Reproduce the data exactly and drop any pictures it holds.

[Opening THE DATA section]

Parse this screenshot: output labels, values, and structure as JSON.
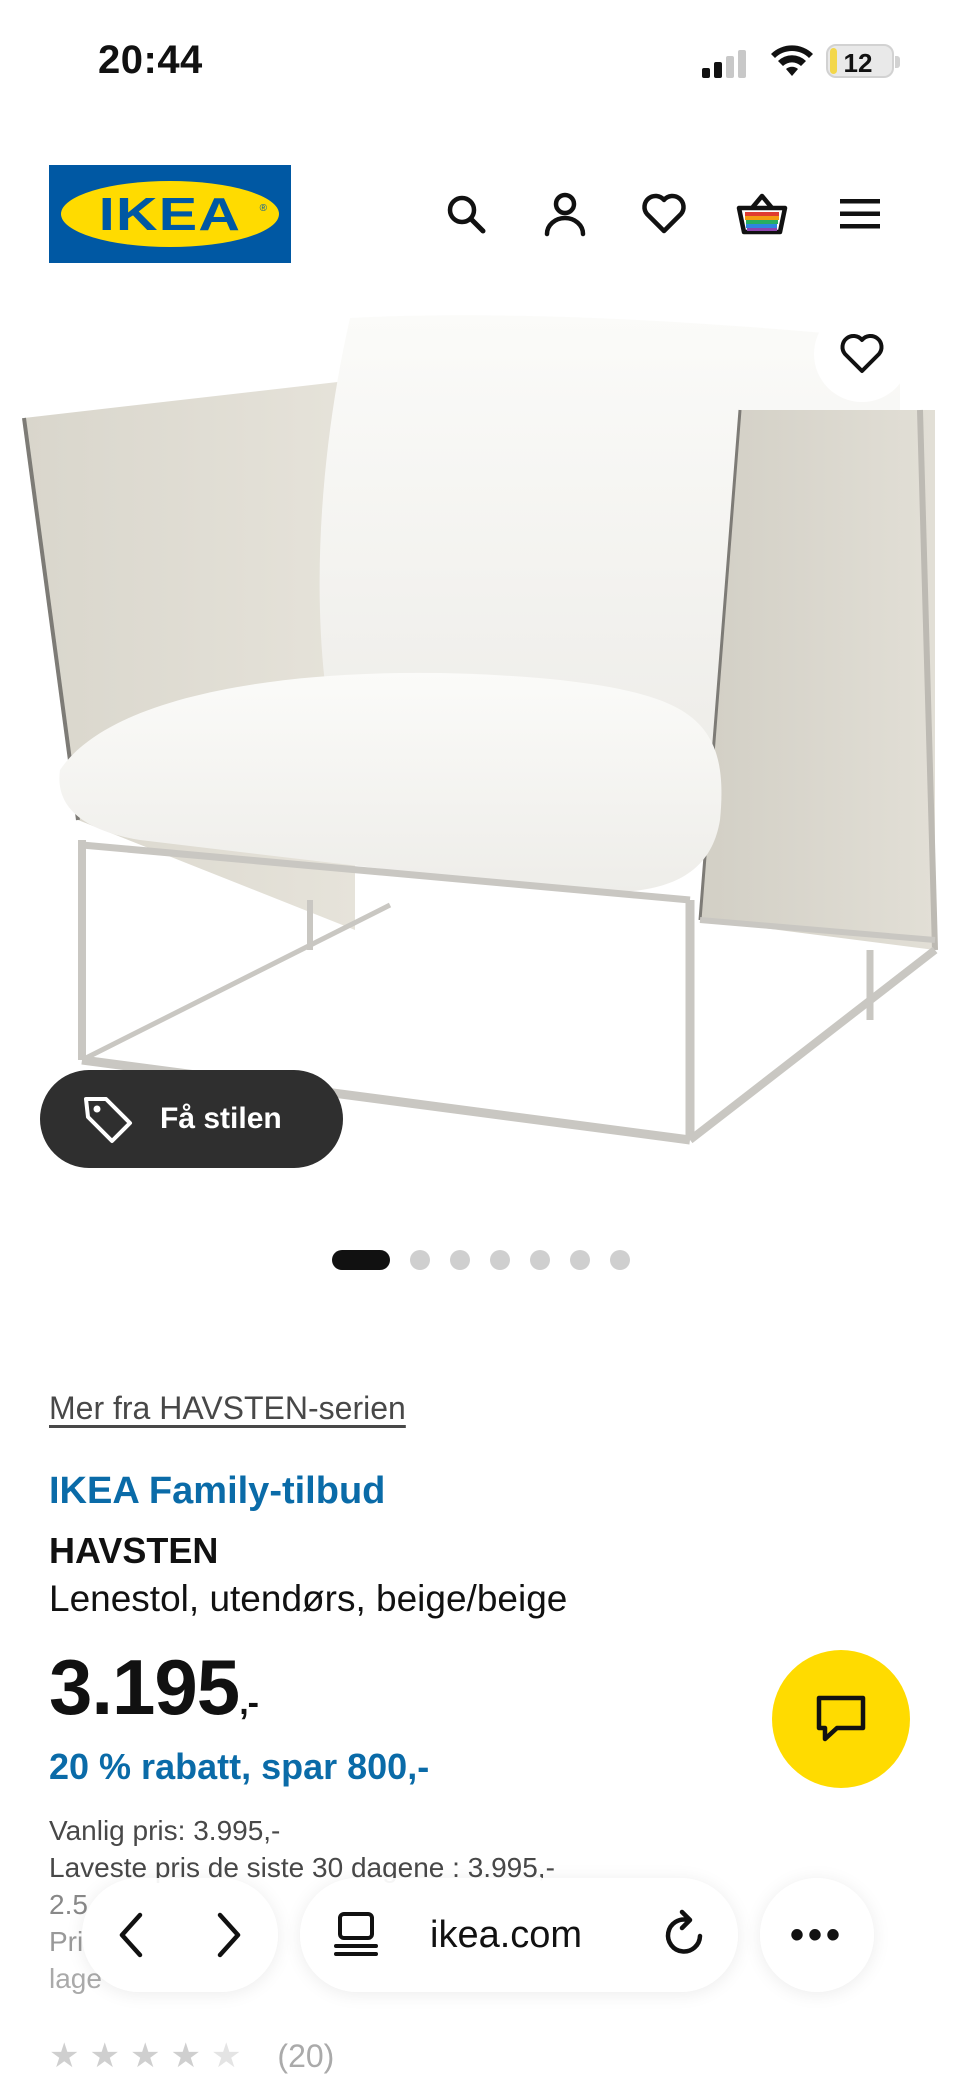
{
  "status_bar": {
    "time": "20:44",
    "battery": "12",
    "battery_level": 0.12,
    "signal_bars": 2
  },
  "header": {
    "logo_text": "IKEA",
    "icons": [
      "search-icon",
      "account-icon",
      "heart-icon",
      "cart-icon",
      "menu-icon"
    ]
  },
  "product_image": {
    "style_button_label": "Få stilen",
    "carousel_count": 7,
    "carousel_active": 1
  },
  "product": {
    "series_link": "Mer fra HAVSTEN-serien",
    "family_offer": "IKEA Family-tilbud",
    "name": "HAVSTEN",
    "description": "Lenestol, utendørs, beige/beige",
    "price": "3.195",
    "price_suffix": ",-",
    "discount": "20 % rabatt, spar 800,-",
    "regular_price": "Vanlig pris: 3.995,-",
    "lowest_price": "Laveste pris de siste 30 dagene : 3.995,-",
    "partial_line_1": "2.5",
    "partial_line_2": "Pri",
    "partial_line_3": "lage",
    "rating_stars": 4,
    "rating_count": "(20)"
  },
  "browser": {
    "url": "ikea.com",
    "more_label": "•••"
  },
  "colors": {
    "ikea_blue": "#0058a3",
    "ikea_yellow": "#ffdb00",
    "offer_blue": "#0a6ba8"
  }
}
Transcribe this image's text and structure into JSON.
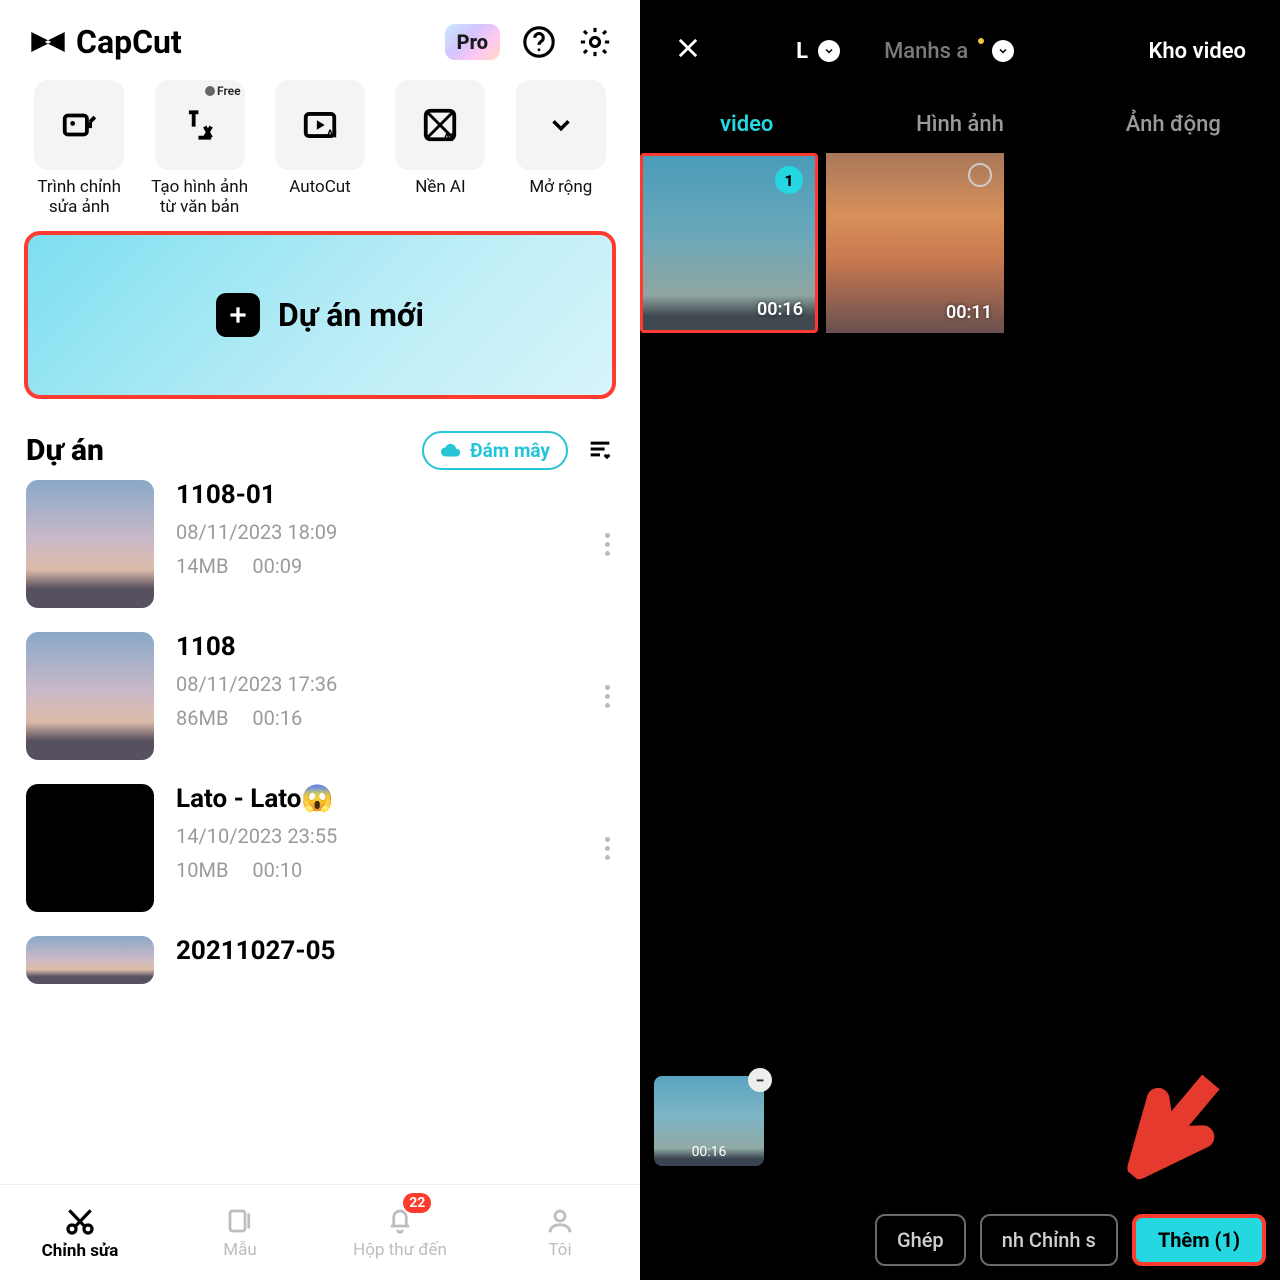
{
  "left": {
    "brand": "CapCut",
    "pro_label": "Pro",
    "tools": [
      {
        "label": "Trình chỉnh sửa ảnh"
      },
      {
        "label": "Tạo hình ảnh từ văn bản",
        "free": "Free"
      },
      {
        "label": "AutoCut"
      },
      {
        "label": "Nền AI"
      },
      {
        "label": "Mở rộng"
      }
    ],
    "new_project_label": "Dự án mới",
    "projects_title": "Dự án",
    "cloud_label": "Đám mây",
    "projects": [
      {
        "name": "1108-01",
        "date": "08/11/2023 18:09",
        "size": "14MB",
        "duration": "00:09",
        "thumb": "sky1"
      },
      {
        "name": "1108",
        "date": "08/11/2023 17:36",
        "size": "86MB",
        "duration": "00:16",
        "thumb": "sky1"
      },
      {
        "name": "Lato - Lato😱",
        "date": "14/10/2023 23:55",
        "size": "10MB",
        "duration": "00:10",
        "thumb": "dark-thumb"
      },
      {
        "name": "20211027-05",
        "date": "",
        "size": "",
        "duration": "",
        "thumb": "sky1"
      }
    ],
    "nav": {
      "edit": "Chỉnh sửa",
      "templates": "Mẫu",
      "inbox": "Hộp thư đến",
      "inbox_badge": "22",
      "me": "Tôi"
    }
  },
  "right": {
    "album1": "L",
    "album2": "Manhs a",
    "video_store": "Kho video",
    "tabs": {
      "video": "video",
      "image": "Hình ảnh",
      "gif": "Ảnh động"
    },
    "media": [
      {
        "duration": "00:16",
        "selected_index": "1",
        "thumb": "sky2"
      },
      {
        "duration": "00:11",
        "thumb": "sky4"
      }
    ],
    "tray": {
      "duration": "00:16"
    },
    "actions": {
      "merge": "Ghép",
      "edit_partial": "nh   Chỉnh s",
      "add": "Thêm (1)"
    }
  }
}
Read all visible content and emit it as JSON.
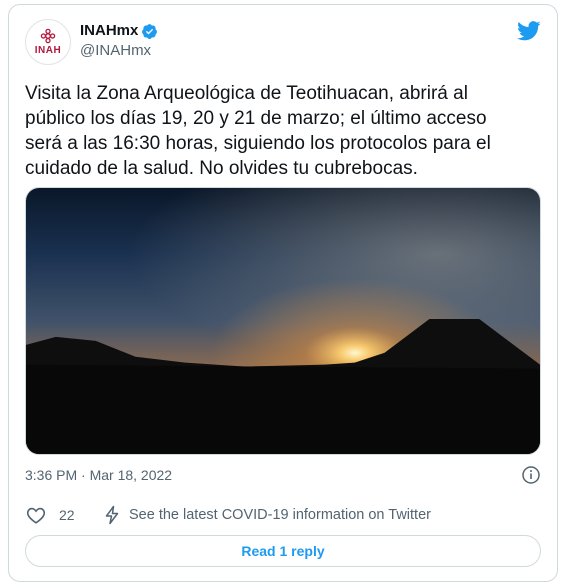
{
  "tweet": {
    "display_name": "INAHmx",
    "handle": "@INAHmx",
    "avatar_text": "INAH",
    "text": "Visita la Zona Arqueológica de Teotihuacan, abrirá al\npúblico los días 19, 20 y 21 de marzo; el último acceso\nserá a las 16:30 horas, siguiendo los protocolos para el\ncuidado de la salud. No olvides tu cubrebocas.",
    "timestamp": "3:36 PM · Mar 18, 2022",
    "likes": "22",
    "covid_link": "See the latest COVID-19 information on Twitter",
    "read_reply": "Read 1 reply"
  },
  "icons": {
    "brand": "twitter-bird-icon",
    "verified": "verified-badge-icon",
    "info": "info-icon",
    "like": "heart-icon",
    "covid": "bolt-icon"
  },
  "colors": {
    "accent": "#1d9bf0",
    "text": "#0f1419",
    "muted": "#536471",
    "border": "#cfd9de",
    "avatar_brand": "#b1183c"
  }
}
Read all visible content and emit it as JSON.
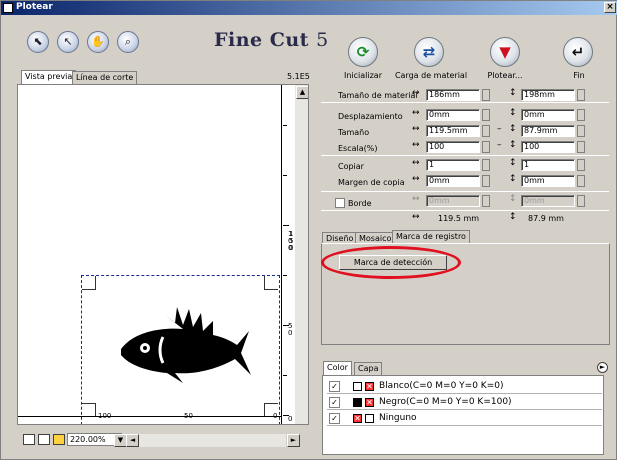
{
  "window": {
    "title": "Plotear",
    "close": "×"
  },
  "toolbar": {
    "logo_main": "Fine Cut ",
    "logo_ver": "5",
    "tool_icons": [
      "select-icon",
      "pointer-icon",
      "hand-icon",
      "zoom-icon"
    ]
  },
  "actions": [
    {
      "label": "Inicializar",
      "icon": "⟳",
      "color": "#1a8c2a"
    },
    {
      "label": "Carga de material",
      "icon": "⇄",
      "color": "#1a50a0"
    },
    {
      "label": "Plotear...",
      "icon": "▼",
      "color": "#cc1020"
    },
    {
      "label": "Fin",
      "icon": "↵",
      "color": "#111111"
    }
  ],
  "preview": {
    "tabs": [
      "Vista previa",
      "Línea de corte"
    ],
    "version": "5.1E5",
    "ruler_v": [
      "150",
      "100",
      "50",
      "0"
    ],
    "ruler_h": [
      "100",
      "50",
      "0"
    ],
    "zoom": "220.00%"
  },
  "settings": {
    "tamano_material": {
      "label": "Tamaño de material",
      "w": "186mm",
      "h": "198mm"
    },
    "desplazamiento": {
      "label": "Desplazamiento",
      "w": "0mm",
      "h": "0mm"
    },
    "tamano": {
      "label": "Tamaño",
      "w": "119.5mm",
      "h": "87.9mm"
    },
    "escala": {
      "label": "Escala(%)",
      "w": "100",
      "h": "100"
    },
    "copiar": {
      "label": "Copiar",
      "w": "1",
      "h": "1"
    },
    "margen": {
      "label": "Margen de copia",
      "w": "0mm",
      "h": "0mm"
    },
    "borde": {
      "label": "Borde",
      "w": "0mm",
      "h": "0mm"
    },
    "summary_w": "119.5 mm",
    "summary_h": "87.9 mm"
  },
  "mid_tabs": [
    "Diseño",
    "Mosaico",
    "Marca de registro"
  ],
  "marca_button": "Marca de detección",
  "color_tabs": [
    "Color",
    "Capa"
  ],
  "colors": [
    {
      "label": "Blanco(C=0 M=0 Y=0 K=0)",
      "swatch": "#ffffff"
    },
    {
      "label": "Negro(C=0 M=0 Y=0 K=100)",
      "swatch": "#000000"
    },
    {
      "label": "Ninguno",
      "swatch": "#ffffff"
    }
  ],
  "symbols": {
    "horiz": "↔",
    "vert": "↕",
    "dash": "–",
    "check": "✓",
    "x": "✕",
    "up": "▲",
    "down": "▼",
    "left": "◄",
    "right": "►"
  }
}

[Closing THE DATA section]

→ ANSWER FOR THIS EXERCISE:
Parse this screenshot: output labels, values, and structure as JSON.
{
  "status_bar": {
    "time": "20:44",
    "battery": "12",
    "battery_level": 0.12,
    "signal_bars": 2
  },
  "header": {
    "logo_text": "IKEA",
    "icons": [
      "search-icon",
      "account-icon",
      "heart-icon",
      "cart-icon",
      "menu-icon"
    ]
  },
  "product_image": {
    "style_button_label": "Få stilen",
    "carousel_count": 7,
    "carousel_active": 1
  },
  "product": {
    "series_link": "Mer fra HAVSTEN-serien",
    "family_offer": "IKEA Family-tilbud",
    "name": "HAVSTEN",
    "description": "Lenestol, utendørs, beige/beige",
    "price": "3.195",
    "price_suffix": ",-",
    "discount": "20 % rabatt, spar 800,-",
    "regular_price": "Vanlig pris: 3.995,-",
    "lowest_price": "Laveste pris de siste 30 dagene : 3.995,-",
    "partial_line_1": "2.5",
    "partial_line_2": "Pri",
    "partial_line_3": "lage",
    "rating_stars": 4,
    "rating_count": "(20)"
  },
  "browser": {
    "url": "ikea.com",
    "more_label": "•••"
  },
  "colors": {
    "ikea_blue": "#0058a3",
    "ikea_yellow": "#ffdb00",
    "offer_blue": "#0a6ba8"
  }
}
Transcribe this image's text and structure into JSON.
{
  "left": {
    "brand": "CapCut",
    "pro_label": "Pro",
    "tools": [
      {
        "label": "Trình chỉnh sửa ảnh"
      },
      {
        "label": "Tạo hình ảnh từ văn bản",
        "free": "Free"
      },
      {
        "label": "AutoCut"
      },
      {
        "label": "Nền AI"
      },
      {
        "label": "Mở rộng"
      }
    ],
    "new_project_label": "Dự án mới",
    "projects_title": "Dự án",
    "cloud_label": "Đám mây",
    "projects": [
      {
        "name": "1108-01",
        "date": "08/11/2023 18:09",
        "size": "14MB",
        "duration": "00:09",
        "thumb": "sky1"
      },
      {
        "name": "1108",
        "date": "08/11/2023 17:36",
        "size": "86MB",
        "duration": "00:16",
        "thumb": "sky1"
      },
      {
        "name": "Lato - Lato😱",
        "date": "14/10/2023 23:55",
        "size": "10MB",
        "duration": "00:10",
        "thumb": "dark-thumb"
      },
      {
        "name": "20211027-05",
        "date": "",
        "size": "",
        "duration": "",
        "thumb": "sky1"
      }
    ],
    "nav": {
      "edit": "Chỉnh sửa",
      "templates": "Mẫu",
      "inbox": "Hộp thư đến",
      "inbox_badge": "22",
      "me": "Tôi"
    }
  },
  "right": {
    "album1": "L",
    "album2": "Manhs a",
    "video_store": "Kho video",
    "tabs": {
      "video": "video",
      "image": "Hình ảnh",
      "gif": "Ảnh động"
    },
    "media": [
      {
        "duration": "00:16",
        "selected_index": "1",
        "thumb": "sky2"
      },
      {
        "duration": "00:11",
        "thumb": "sky4"
      }
    ],
    "tray": {
      "duration": "00:16"
    },
    "actions": {
      "merge": "Ghép",
      "edit_partial": "nh   Chỉnh s",
      "add": "Thêm (1)"
    }
  }
}
Read all visible content and emit it as JSON.
{
  "tweet": {
    "display_name": "INAHmx",
    "handle": "@INAHmx",
    "avatar_text": "INAH",
    "text": "Visita la Zona Arqueológica de Teotihuacan, abrirá al\npúblico los días 19, 20 y 21 de marzo; el último acceso\nserá a las 16:30 horas, siguiendo los protocolos para el\ncuidado de la salud. No olvides tu cubrebocas.",
    "timestamp": "3:36 PM · Mar 18, 2022",
    "likes": "22",
    "covid_link": "See the latest COVID-19 information on Twitter",
    "read_reply": "Read 1 reply"
  },
  "icons": {
    "brand": "twitter-bird-icon",
    "verified": "verified-badge-icon",
    "info": "info-icon",
    "like": "heart-icon",
    "covid": "bolt-icon"
  },
  "colors": {
    "accent": "#1d9bf0",
    "text": "#0f1419",
    "muted": "#536471",
    "border": "#cfd9de",
    "avatar_brand": "#b1183c"
  }
}
Read all visible content and emit it as JSON.
{
  "window": {
    "title": "Plotear",
    "close": "×"
  },
  "toolbar": {
    "logo_main": "Fine Cut ",
    "logo_ver": "5",
    "tool_icons": [
      "select-icon",
      "pointer-icon",
      "hand-icon",
      "zoom-icon"
    ]
  },
  "actions": [
    {
      "label": "Inicializar",
      "icon": "⟳",
      "color": "#1a8c2a"
    },
    {
      "label": "Carga de material",
      "icon": "⇄",
      "color": "#1a50a0"
    },
    {
      "label": "Plotear...",
      "icon": "▼",
      "color": "#cc1020"
    },
    {
      "label": "Fin",
      "icon": "↵",
      "color": "#111111"
    }
  ],
  "preview": {
    "tabs": [
      "Vista previa",
      "Línea de corte"
    ],
    "version": "5.1E5",
    "ruler_v": [
      "150",
      "100",
      "50",
      "0"
    ],
    "ruler_h": [
      "100",
      "50",
      "0"
    ],
    "zoom": "220.00%"
  },
  "settings": {
    "tamano_material": {
      "label": "Tamaño de material",
      "w": "186mm",
      "h": "198mm"
    },
    "desplazamiento": {
      "label": "Desplazamiento",
      "w": "0mm",
      "h": "0mm"
    },
    "tamano": {
      "label": "Tamaño",
      "w": "119.5mm",
      "h": "87.9mm"
    },
    "escala": {
      "label": "Escala(%)",
      "w": "100",
      "h": "100"
    },
    "copiar": {
      "label": "Copiar",
      "w": "1",
      "h": "1"
    },
    "margen": {
      "label": "Margen de copia",
      "w": "0mm",
      "h": "0mm"
    },
    "borde": {
      "label": "Borde",
      "w": "0mm",
      "h": "0mm"
    },
    "summary_w": "119.5 mm",
    "summary_h": "87.9 mm"
  },
  "mid_tabs": [
    "Diseño",
    "Mosaico",
    "Marca de registro"
  ],
  "marca_button": "Marca de detección",
  "color_tabs": [
    "Color",
    "Capa"
  ],
  "colors": [
    {
      "label": "Blanco(C=0 M=0 Y=0 K=0)",
      "swatch": "#ffffff"
    },
    {
      "label": "Negro(C=0 M=0 Y=0 K=100)",
      "swatch": "#000000"
    },
    {
      "label": "Ninguno",
      "swatch": "#ffffff"
    }
  ],
  "symbols": {
    "horiz": "↔",
    "vert": "↕",
    "dash": "–",
    "check": "✓",
    "x": "✕",
    "up": "▲",
    "down": "▼",
    "left": "◄",
    "right": "►"
  }
}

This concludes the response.